Going to separates (pre/processor, amplifiers and a tuner) allows each component several advantages.
They each get their own power supplies (one of the most important and frequently overlooked areas in HT)
They each are more isolated from each other.
They each can be changed independently of the other parts.
As for more bass, it depends. Certainly with separates you can get more power, which generally will give more, and more importantly, more accurate bass (with the same speakers assuming you did increase power or went to a much better amp.....), but that is not all you get. You also get a lot more clarity and detail. This does come at a price. You need extra cables, possible more dedicated outlets (if you haven't got any dedicated lines to your HT, then once you buy the home, GET SOME!!! They are the best bang for the buck you will ever spend on your system!) and more rack space.
As far as you living in a town house and worrying about power, I used to live in a condo and had my front speakers actively powered with three 200 wpc dual mono amps, the center and surrounds each were powered by one of the same amps. Yes, it would crank, but that is not the point. You can get volume easily. Buy efficient speakers and something that powers them and you are there.
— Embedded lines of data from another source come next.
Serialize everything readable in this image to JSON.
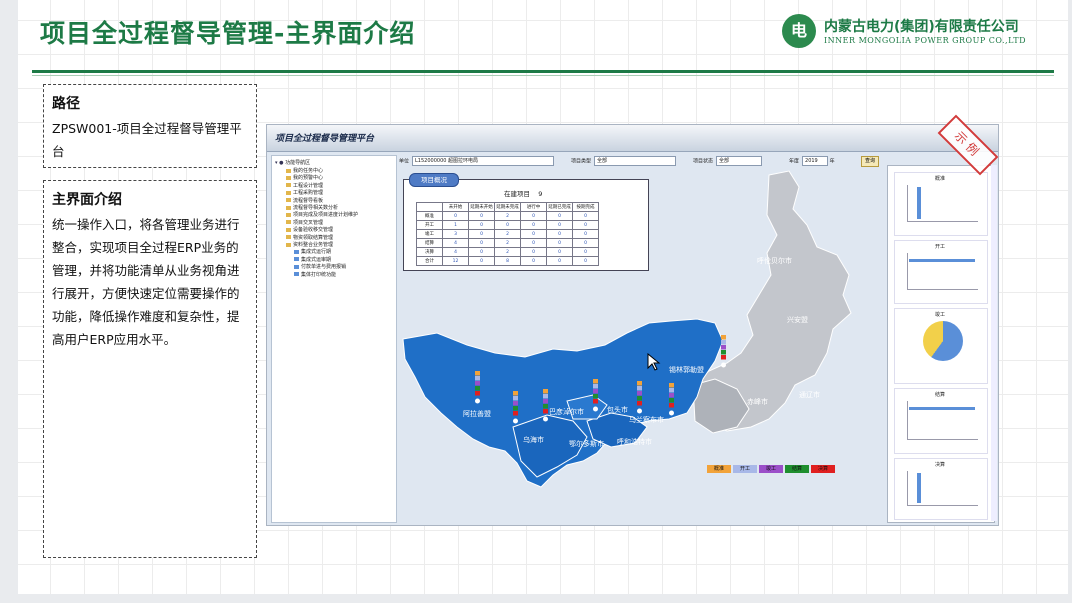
{
  "slide": {
    "title": "项目全过程督导管理-主界面介绍",
    "logo": {
      "cn": "内蒙古电力(集团)有限责任公司",
      "en": "INNER MONGOLIA POWER GROUP CO.,LTD",
      "mark": "电"
    },
    "accent_color": "#1d7a46"
  },
  "path_box": {
    "heading": "路径",
    "text": "ZPSW001-项目全过程督导管理平台"
  },
  "intro_box": {
    "heading": "主界面介绍",
    "text": "统一操作入口，将各管理业务进行整合，实现项目全过程ERP业务的管理，并将功能清单从业务视角进行展开，方便快速定位需要操作的功能，降低操作难度和复杂性，提高用户ERP应用水平。"
  },
  "stamp": "示例",
  "screenshot": {
    "title": "项目全过程督导管理平台",
    "sidebar": {
      "root": "功能导航区",
      "items": [
        "我的任务中心",
        "我的预警中心",
        "工程设计管理",
        "工程采购管理",
        "流程督导看板",
        "流程督导相关数分析",
        "项目完成及项目进度计划维护",
        "项目交叉管理",
        "设备验收移交管理",
        "物资领取结算管理",
        "资料整合业务管理",
        "集成式运行期",
        "集成式运审期",
        "付款单进与费用报销",
        "集体打印统功能"
      ]
    },
    "filters": {
      "unit_label": "单位",
      "unit_value": "L152000000 超图拉环电局",
      "type_label": "项目类型",
      "type_value": "全部",
      "status_label": "项目状态",
      "status_value": "全部",
      "year_label": "年度",
      "year_value": "2019",
      "year_suffix": "年",
      "query": "查询"
    },
    "overview": {
      "tag": "项目概况",
      "heading": "在建项目",
      "count": "9",
      "columns": [
        "",
        "未开始",
        "延期未开始",
        "延期未完成",
        "进行中",
        "延期已完成",
        "按期完成"
      ],
      "rows": [
        {
          "label": "概准",
          "values": [
            "0",
            "0",
            "2",
            "0",
            "0",
            "0"
          ]
        },
        {
          "label": "开工",
          "values": [
            "1",
            "0",
            "0",
            "0",
            "0",
            "0"
          ]
        },
        {
          "label": "竣工",
          "values": [
            "3",
            "0",
            "2",
            "0",
            "0",
            "0"
          ]
        },
        {
          "label": "结算",
          "values": [
            "4",
            "0",
            "2",
            "0",
            "0",
            "0"
          ]
        },
        {
          "label": "决算",
          "values": [
            "4",
            "0",
            "2",
            "0",
            "0",
            "0"
          ]
        },
        {
          "label": "合计",
          "values": [
            "12",
            "0",
            "8",
            "0",
            "0",
            "0"
          ]
        }
      ]
    },
    "map_cities": [
      {
        "name": "呼伦贝尔市",
        "style": "gray"
      },
      {
        "name": "兴安盟",
        "style": "gray"
      },
      {
        "name": "通辽市",
        "style": "gray"
      },
      {
        "name": "赤峰市",
        "style": "gray"
      },
      {
        "name": "锡林郭勒盟",
        "style": "blue"
      },
      {
        "name": "乌兰察布市",
        "style": "blue"
      },
      {
        "name": "包头市",
        "style": "blue"
      },
      {
        "name": "巴彦淖尔市",
        "style": "blue"
      },
      {
        "name": "阿拉善盟",
        "style": "blue"
      },
      {
        "name": "乌海市",
        "style": "blue"
      },
      {
        "name": "鄂尔多斯市",
        "style": "blue"
      },
      {
        "name": "呼和浩特市",
        "style": "blue"
      }
    ],
    "legend": [
      {
        "label": "概准",
        "color": "#f2a33a"
      },
      {
        "label": "开工",
        "color": "#a8b8e8"
      },
      {
        "label": "竣工",
        "color": "#9b4fc9"
      },
      {
        "label": "结算",
        "color": "#1f8f2f"
      },
      {
        "label": "决算",
        "color": "#e02020"
      }
    ],
    "charts": [
      {
        "title": "概准"
      },
      {
        "title": "开工"
      },
      {
        "title": "竣工"
      },
      {
        "title": "结算"
      },
      {
        "title": "决算"
      }
    ]
  }
}
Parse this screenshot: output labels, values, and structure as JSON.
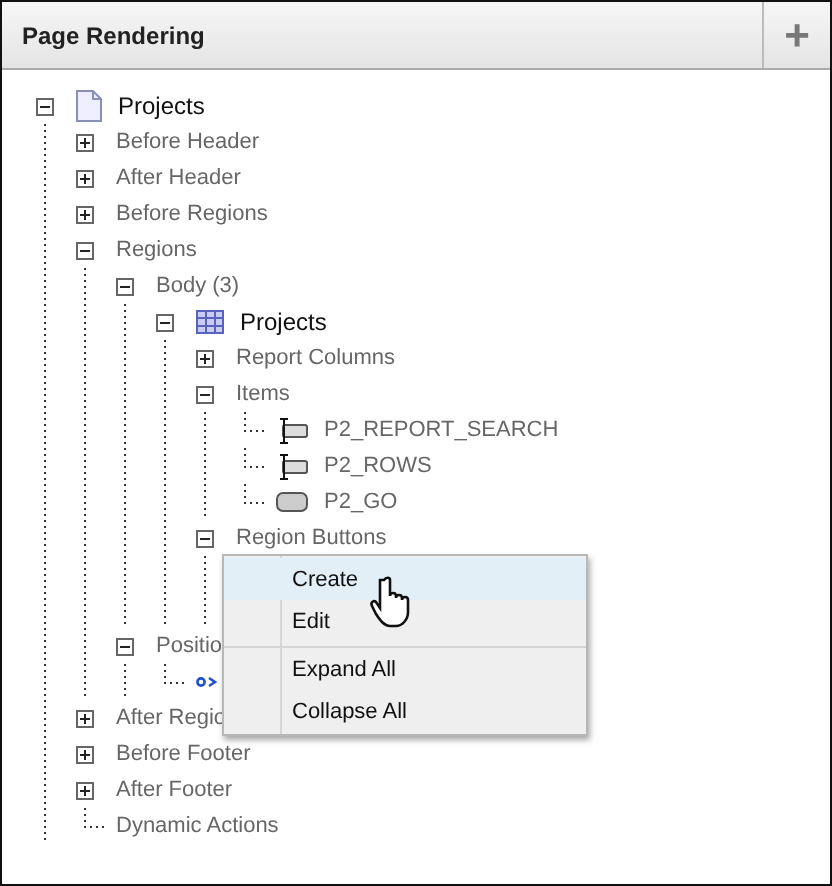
{
  "panel": {
    "title": "Page Rendering",
    "add_button": "+"
  },
  "tree": [
    {
      "label": "Projects",
      "kind": "page",
      "expanded": true,
      "children": [
        {
          "label": "Before Header",
          "expanded": false
        },
        {
          "label": "After Header",
          "expanded": false
        },
        {
          "label": "Before Regions",
          "expanded": false
        },
        {
          "label": "Regions",
          "expanded": true,
          "children": [
            {
              "label": "Body (3)",
              "expanded": true,
              "children": [
                {
                  "label": "Projects",
                  "kind": "region",
                  "expanded": true,
                  "children": [
                    {
                      "label": "Report Columns",
                      "expanded": false
                    },
                    {
                      "label": "Items",
                      "expanded": true,
                      "children": [
                        {
                          "label": "P2_REPORT_SEARCH",
                          "kind": "text-item"
                        },
                        {
                          "label": "P2_ROWS",
                          "kind": "text-item"
                        },
                        {
                          "label": "P2_GO",
                          "kind": "button-item"
                        }
                      ]
                    },
                    {
                      "label": "Region Buttons",
                      "expanded": true
                    }
                  ]
                }
              ]
            },
            {
              "label": "Positio",
              "expanded": true,
              "children": [
                {
                  "kind": "link"
                }
              ]
            }
          ]
        },
        {
          "label": "After Regio",
          "expanded": false
        },
        {
          "label": "Before Footer",
          "expanded": false
        },
        {
          "label": "After Footer",
          "expanded": false
        },
        {
          "label": "Dynamic Actions"
        }
      ]
    }
  ],
  "context_menu": {
    "items": [
      {
        "label": "Create",
        "highlighted": true,
        "separator_before": false
      },
      {
        "label": "Edit",
        "highlighted": false,
        "separator_before": false
      },
      {
        "label": "Expand All",
        "highlighted": false,
        "separator_before": true
      },
      {
        "label": "Collapse All",
        "highlighted": false,
        "separator_before": false
      }
    ]
  }
}
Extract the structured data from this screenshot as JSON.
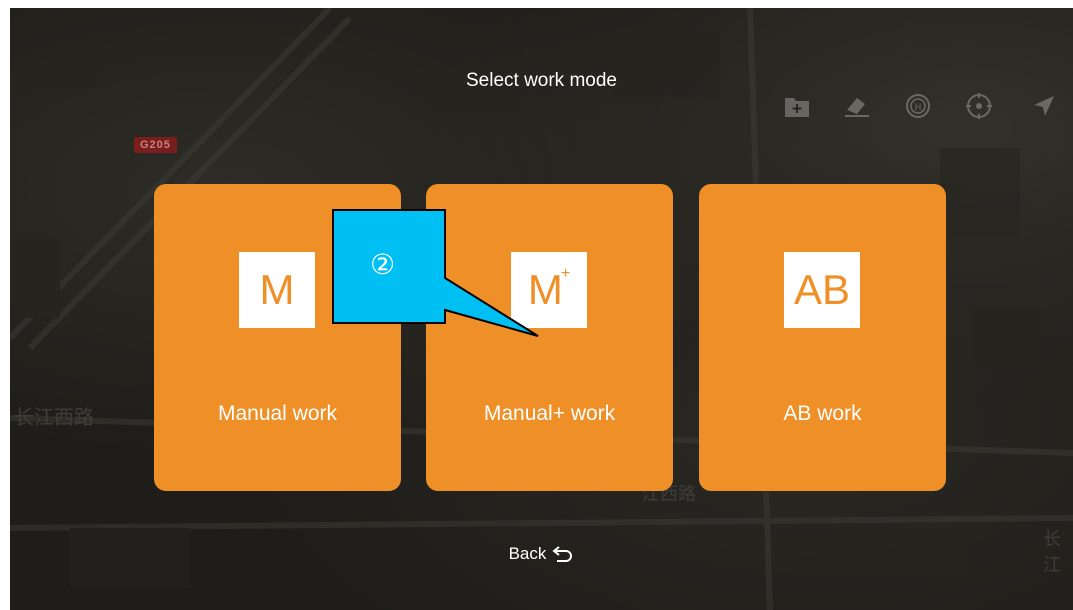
{
  "screen": {
    "title": "Select work mode",
    "modes": [
      {
        "label": "Manual work",
        "badge": "M",
        "superscript": ""
      },
      {
        "label": "Manual+ work",
        "badge": "M",
        "superscript": "+"
      },
      {
        "label": "AB work",
        "badge": "AB",
        "superscript": ""
      }
    ],
    "back_label": "Back",
    "accent_color": "#ef8f27",
    "callout_color": "#00bff3",
    "callout_text": "②"
  },
  "map": {
    "road_badge": "G205",
    "street_labels": [
      "长江西路",
      "江西路",
      "长江"
    ]
  },
  "toolbar": {
    "icons": [
      "add-folder-icon",
      "eraser-icon",
      "helipad-icon",
      "compass-icon",
      "locate-arrow-icon"
    ]
  }
}
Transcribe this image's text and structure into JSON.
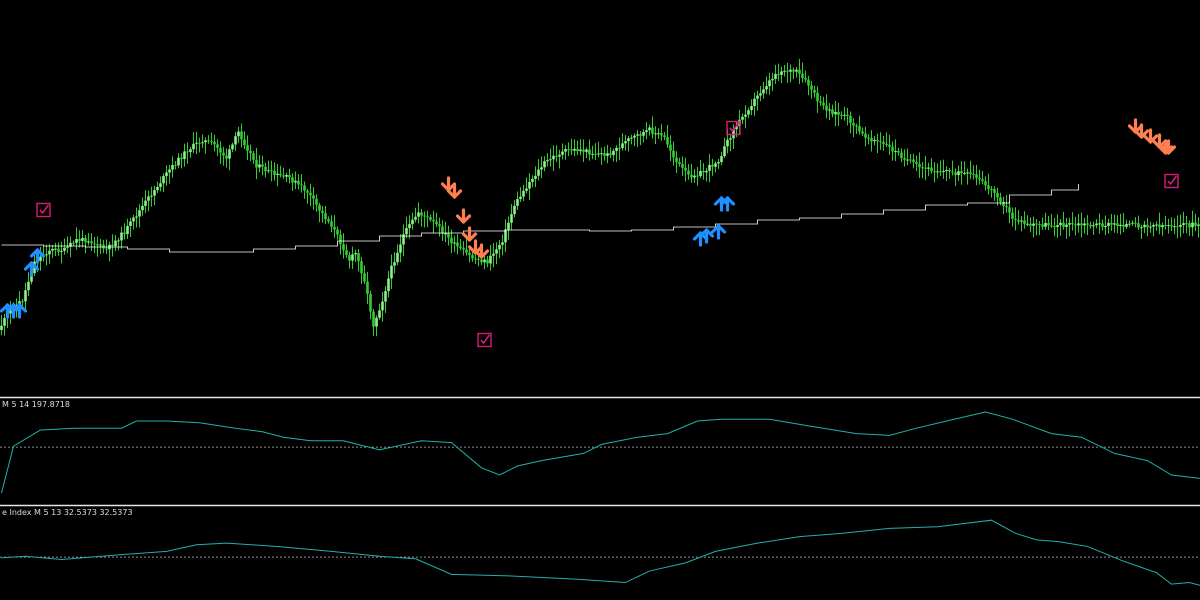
{
  "colors": {
    "background": "#000000",
    "candle_up": "#90ee90",
    "candle_down": "#32cd32",
    "wick": "#32cd32",
    "trend_line": "#ffffff",
    "indicator_line": "#20b2aa",
    "level_line": "#bdbdbd",
    "separator": "#e6e6e6",
    "buy_arrow": "#1e90ff",
    "sell_arrow": "#ff7f50",
    "check_box": "#d81b7a"
  },
  "panels": {
    "indicator1_label": "M 5 14 197.8718",
    "indicator2_label": "e Index M 5 13 32.5373 32.5373"
  },
  "icons": {
    "buy": "arrow-up-icon",
    "sell": "arrow-down-icon",
    "signal": "checkbox-icon"
  },
  "chart_data": [
    {
      "type": "candlestick",
      "title": "",
      "grid": false,
      "axes_visible": false,
      "anchors": [
        [
          0,
          330
        ],
        [
          4,
          310
        ],
        [
          8,
          300
        ],
        [
          12,
          262
        ],
        [
          17,
          250
        ],
        [
          22,
          250
        ],
        [
          26,
          240
        ],
        [
          30,
          240
        ],
        [
          36,
          250
        ],
        [
          42,
          232
        ],
        [
          50,
          198
        ],
        [
          57,
          170
        ],
        [
          63,
          150
        ],
        [
          68,
          140
        ],
        [
          72,
          145
        ],
        [
          76,
          158
        ],
        [
          80,
          132
        ],
        [
          86,
          165
        ],
        [
          92,
          175
        ],
        [
          97,
          178
        ],
        [
          103,
          192
        ],
        [
          107,
          210
        ],
        [
          111,
          225
        ],
        [
          115,
          248
        ],
        [
          117,
          260
        ],
        [
          119,
          253
        ],
        [
          122,
          280
        ],
        [
          125,
          325
        ],
        [
          128,
          300
        ],
        [
          131,
          268
        ],
        [
          135,
          235
        ],
        [
          140,
          212
        ],
        [
          146,
          225
        ],
        [
          152,
          245
        ],
        [
          158,
          258
        ],
        [
          163,
          262
        ],
        [
          168,
          240
        ],
        [
          172,
          205
        ],
        [
          177,
          182
        ],
        [
          182,
          163
        ],
        [
          186,
          155
        ],
        [
          190,
          150
        ],
        [
          194,
          150
        ],
        [
          198,
          153
        ],
        [
          203,
          155
        ],
        [
          210,
          140
        ],
        [
          217,
          130
        ],
        [
          222,
          138
        ],
        [
          226,
          162
        ],
        [
          230,
          176
        ],
        [
          235,
          172
        ],
        [
          240,
          160
        ],
        [
          245,
          130
        ],
        [
          250,
          108
        ],
        [
          255,
          88
        ],
        [
          259,
          74
        ],
        [
          262,
          70
        ],
        [
          266,
          72
        ],
        [
          270,
          85
        ],
        [
          274,
          105
        ],
        [
          278,
          112
        ],
        [
          283,
          118
        ],
        [
          288,
          135
        ],
        [
          292,
          140
        ],
        [
          296,
          146
        ],
        [
          300,
          154
        ],
        [
          303,
          160
        ],
        [
          307,
          168
        ],
        [
          312,
          170
        ],
        [
          318,
          172
        ],
        [
          325,
          176
        ],
        [
          333,
          195
        ],
        [
          338,
          218
        ],
        [
          343,
          225
        ],
        [
          348,
          225
        ]
      ],
      "trend_line": [
        [
          0,
          245
        ],
        [
          14,
          246
        ],
        [
          28,
          247
        ],
        [
          42,
          249
        ],
        [
          56,
          252
        ],
        [
          70,
          252
        ],
        [
          84,
          249
        ],
        [
          98,
          246
        ],
        [
          112,
          241
        ],
        [
          126,
          236
        ],
        [
          140,
          233
        ],
        [
          154,
          231
        ],
        [
          168,
          230
        ],
        [
          182,
          230
        ],
        [
          196,
          231
        ],
        [
          210,
          230
        ],
        [
          224,
          227
        ],
        [
          238,
          224
        ],
        [
          252,
          220
        ],
        [
          266,
          218
        ],
        [
          280,
          214
        ],
        [
          294,
          210
        ],
        [
          308,
          205
        ],
        [
          322,
          203
        ],
        [
          336,
          195
        ],
        [
          350,
          190
        ],
        [
          359,
          184
        ]
      ],
      "signals_buy": [
        [
          2,
          312
        ],
        [
          4,
          312
        ],
        [
          6,
          312
        ],
        [
          10,
          270
        ],
        [
          12,
          257
        ],
        [
          233,
          240
        ],
        [
          235,
          237
        ],
        [
          239,
          233
        ],
        [
          240,
          205
        ],
        [
          242,
          205
        ]
      ],
      "signals_sell": [
        [
          149,
          183
        ],
        [
          151,
          190
        ],
        [
          154,
          215
        ],
        [
          156,
          233
        ],
        [
          158,
          246
        ],
        [
          160,
          250
        ],
        [
          378,
          125
        ],
        [
          380,
          130
        ],
        [
          383,
          135
        ],
        [
          386,
          140
        ],
        [
          388,
          146
        ],
        [
          389,
          146
        ]
      ],
      "signals_check": [
        [
          14,
          210
        ],
        [
          161,
          340
        ],
        [
          244,
          128
        ],
        [
          390,
          181
        ]
      ]
    },
    {
      "type": "line",
      "label": "M 5 14 197.8718",
      "ylim": [
        0,
        100
      ],
      "level": 51,
      "series": [
        {
          "values": [
            [
              0,
              0
            ],
            [
              4,
              52
            ],
            [
              13,
              70
            ],
            [
              24,
              72
            ],
            [
              40,
              72
            ],
            [
              45,
              80
            ],
            [
              55,
              80
            ],
            [
              66,
              78
            ],
            [
              78,
              72
            ],
            [
              87,
              68
            ],
            [
              94,
              62
            ],
            [
              103,
              58
            ],
            [
              114,
              58
            ],
            [
              126,
              48
            ],
            [
              140,
              58
            ],
            [
              150,
              56
            ],
            [
              160,
              28
            ],
            [
              166,
              20
            ],
            [
              172,
              30
            ],
            [
              180,
              36
            ],
            [
              194,
              44
            ],
            [
              200,
              54
            ],
            [
              212,
              62
            ],
            [
              222,
              66
            ],
            [
              232,
              80
            ],
            [
              240,
              82
            ],
            [
              256,
              82
            ],
            [
              270,
              74
            ],
            [
              285,
              66
            ],
            [
              296,
              64
            ],
            [
              305,
              72
            ],
            [
              315,
              80
            ],
            [
              328,
              90
            ],
            [
              337,
              82
            ],
            [
              350,
              66
            ],
            [
              360,
              62
            ],
            [
              371,
              44
            ],
            [
              382,
              36
            ],
            [
              390,
              20
            ],
            [
              400,
              16
            ]
          ]
        }
      ]
    },
    {
      "type": "line",
      "label": "e Index M 5 13 32.5373 32.5373",
      "ylim": [
        0,
        100
      ],
      "level": 45,
      "series": [
        {
          "values": [
            [
              0,
              44
            ],
            [
              8,
              46
            ],
            [
              20,
              42
            ],
            [
              40,
              48
            ],
            [
              55,
              52
            ],
            [
              65,
              60
            ],
            [
              75,
              62
            ],
            [
              92,
              58
            ],
            [
              110,
              52
            ],
            [
              126,
              46
            ],
            [
              138,
              43
            ],
            [
              150,
              24
            ],
            [
              170,
              22
            ],
            [
              192,
              18
            ],
            [
              208,
              14
            ],
            [
              216,
              28
            ],
            [
              228,
              38
            ],
            [
              238,
              52
            ],
            [
              252,
              62
            ],
            [
              266,
              70
            ],
            [
              280,
              74
            ],
            [
              296,
              80
            ],
            [
              312,
              82
            ],
            [
              330,
              90
            ],
            [
              338,
              74
            ],
            [
              345,
              66
            ],
            [
              352,
              64
            ],
            [
              362,
              58
            ],
            [
              374,
              40
            ],
            [
              385,
              26
            ],
            [
              390,
              12
            ],
            [
              396,
              14
            ],
            [
              400,
              10
            ]
          ]
        }
      ]
    }
  ]
}
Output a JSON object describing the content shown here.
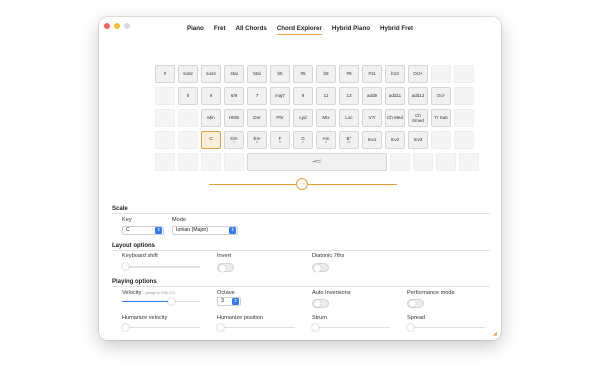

The increase in power I had and the active crossovers made the system so amazingly clean and clear that all the headaches were worth it.
Now in my current room, this system didn't do well, the room is open on one and a half walls and the added room volume wasn't handled well even with all that power....
FF a few years, and now I am using less power by superior manufacturers and getting much more dynamic, clean and lively sound than from the prior system in a bigger room.
I guess what I am trying to say is it's complicated.
Poor separates could sound worse than the better receivers, but good separates can always sound better than receivers, though the receiver market is really working to break that, they aren't quite there yet.
Ken Taraszka, MD